(Originally posted 2003.Apr.30 Wed; links may have expired.)
Diana Larsen's article on change and learning (and XP) http://www.cutter.com/itjournal/change.html 12 pages (PDF).
She quotes Beckhard's formula for change (my paraphrasing): If dissatisfaction with status quo, plus desirability of change, plus clear definition of what/how to do, are greater than the resistance to change, then you can achieve the desired change.
She says to encourage change, market it by increasing awareness of the problems with the status quo (I see a risk of being called names like "negative" or "not a team player") and the communicating the desirability of getting to a better situation. "When you are implementing change, there is no such thing as too much communication."
Some of this runs counter to Jerry Weinberg and another (name forgotten) book. Jerry says "don't promise more than a 10% improvement." A manager doesn't want to admit that more improvement is possible, because then they would have to admit that they were not doing a "good job" before. The (name forgotten) book pointed out that too clear a picture of the future can be paralyzing because people can see the perceived drawbacks of that situation too visibly, while not appreciating the benefits.
She writes "XP has the advantage over many change efforts in that fast iterations build in the feedback loop for short-term success. While floundering through the chaos, nothing bolsters the participants in a change effort like the sense of progress from a quick 'win.'"
Larsen recommends Chartering to start a project, and agrees with Lindstrom and Beck on "Hold two-day professionally facilitated retrospectives each quarter." (And at project end.)
Change takes time. "Putnam points out the need for patience with change efforts as he maps out six months' worth of defect tracking and shows its consistency with Satir's [change] model.

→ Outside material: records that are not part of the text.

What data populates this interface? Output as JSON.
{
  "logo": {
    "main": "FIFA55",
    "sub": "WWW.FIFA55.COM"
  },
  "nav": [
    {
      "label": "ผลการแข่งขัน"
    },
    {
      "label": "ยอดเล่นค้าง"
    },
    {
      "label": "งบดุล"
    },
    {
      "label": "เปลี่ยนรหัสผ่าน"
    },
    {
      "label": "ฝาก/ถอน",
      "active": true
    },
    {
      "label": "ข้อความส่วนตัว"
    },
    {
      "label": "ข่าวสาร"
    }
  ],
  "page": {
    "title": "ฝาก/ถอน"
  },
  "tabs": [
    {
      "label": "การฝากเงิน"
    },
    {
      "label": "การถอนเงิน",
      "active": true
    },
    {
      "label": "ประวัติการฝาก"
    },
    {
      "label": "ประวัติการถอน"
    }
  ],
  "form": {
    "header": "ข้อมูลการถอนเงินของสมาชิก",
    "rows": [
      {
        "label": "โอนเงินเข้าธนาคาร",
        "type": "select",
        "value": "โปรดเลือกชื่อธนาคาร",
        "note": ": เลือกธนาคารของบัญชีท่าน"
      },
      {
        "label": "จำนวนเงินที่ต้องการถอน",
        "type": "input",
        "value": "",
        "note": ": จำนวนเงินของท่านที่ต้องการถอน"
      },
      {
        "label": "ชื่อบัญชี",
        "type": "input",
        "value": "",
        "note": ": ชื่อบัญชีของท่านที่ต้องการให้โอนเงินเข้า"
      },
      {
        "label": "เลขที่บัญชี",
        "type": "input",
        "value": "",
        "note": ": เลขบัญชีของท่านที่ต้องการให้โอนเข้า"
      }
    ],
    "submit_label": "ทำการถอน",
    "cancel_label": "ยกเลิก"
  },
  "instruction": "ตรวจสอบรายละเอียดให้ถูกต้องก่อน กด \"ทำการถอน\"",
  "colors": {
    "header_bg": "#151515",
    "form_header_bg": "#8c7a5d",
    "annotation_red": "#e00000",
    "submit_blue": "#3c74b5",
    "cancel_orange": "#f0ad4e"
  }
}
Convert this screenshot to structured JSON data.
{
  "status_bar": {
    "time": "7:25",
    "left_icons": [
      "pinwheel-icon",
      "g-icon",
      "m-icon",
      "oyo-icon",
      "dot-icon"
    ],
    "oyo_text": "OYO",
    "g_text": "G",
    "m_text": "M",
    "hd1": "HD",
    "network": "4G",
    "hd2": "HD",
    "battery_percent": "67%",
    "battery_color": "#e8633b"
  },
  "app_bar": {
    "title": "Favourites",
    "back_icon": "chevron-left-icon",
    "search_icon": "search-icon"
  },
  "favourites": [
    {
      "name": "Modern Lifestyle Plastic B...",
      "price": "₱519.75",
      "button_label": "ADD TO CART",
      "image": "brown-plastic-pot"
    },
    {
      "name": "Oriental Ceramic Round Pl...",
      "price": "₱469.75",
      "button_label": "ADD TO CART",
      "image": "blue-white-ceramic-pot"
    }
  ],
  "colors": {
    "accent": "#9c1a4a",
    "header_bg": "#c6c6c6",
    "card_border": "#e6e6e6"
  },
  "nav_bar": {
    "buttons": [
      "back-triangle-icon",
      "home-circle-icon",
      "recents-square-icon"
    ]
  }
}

He notes that if you had an evaluation of success or failure after three months, you might have come to an erroneous conclusion."
Also check out Rick Brenner's "Fifteen Tips for Change Leaders" here: http://www.chacocanyon.com/essays/tipsforchange.shtml